During a tour with a local company, you’ll enjoy some of the very best views of downtown L.A. while you travel along the paths of famous Griffith Park, one of the largest urban parks in the country. Because there are very few good viewing spots for the Hollywood sign, a horseback ride also gets you much closer than usual, taking you for an up close and personal glimpse of one of L.A.’s most famous landmarks. But even if you’re indifferent about seeing the sign, the horseback ride offers staggering views of L.A.
To complete a trip to Griffith Park, there are all kinds of other opportunities awaiting outdoor lovers. Not only does the park contain a seemingly endless series of great hikes, but you should also get a nice taste of the local plant and wildlife. Mule deer, gray foxes, more than 200 species of bird, and even the occasional mountain lion wander the area. The park is also packed with wildflowers that are particularly beautiful in the springtime. Visitors tend to find their way to the mysterious Bronson Caves, used as the original Bat Cave for the 1960s Batman TV series, along with a long list of famous movies. Though packing into the main Hollywood strip is one way to experience L.A., heading out to the Hollywood hills trails will give you more of a behind-the-scenes look at the area without having to fight the crowds.
A choose your own adventure
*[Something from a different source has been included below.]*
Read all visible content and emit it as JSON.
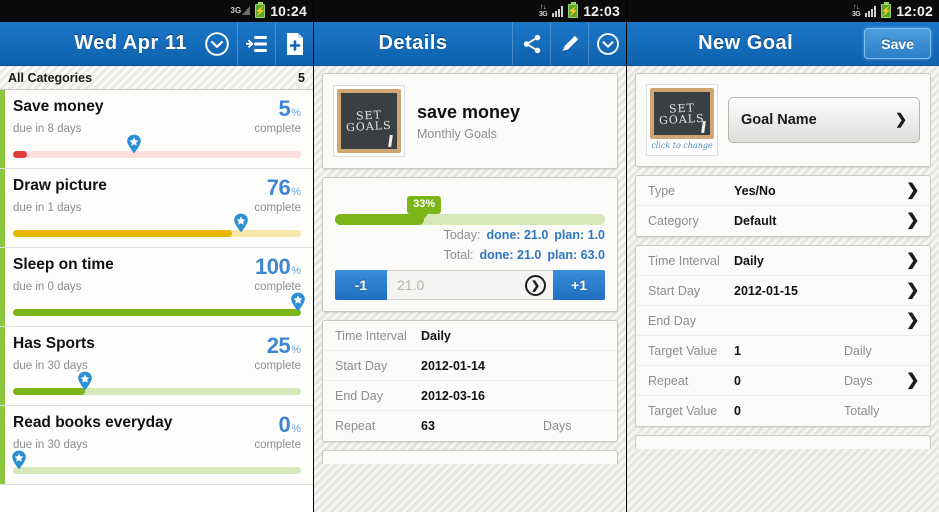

The sheer number of things to do in L.A. can be daunting. Although the beauty of Los Angeles is that it’s a state with endless opportunities for relaxation, adventure, and everything in between thanks to its geographic and cultural diversity. As long as you’re mindful of traffic and willing to get up a little early to beat the crowds, L.A.’s many outdoor adventures can be the perfect weekend activity.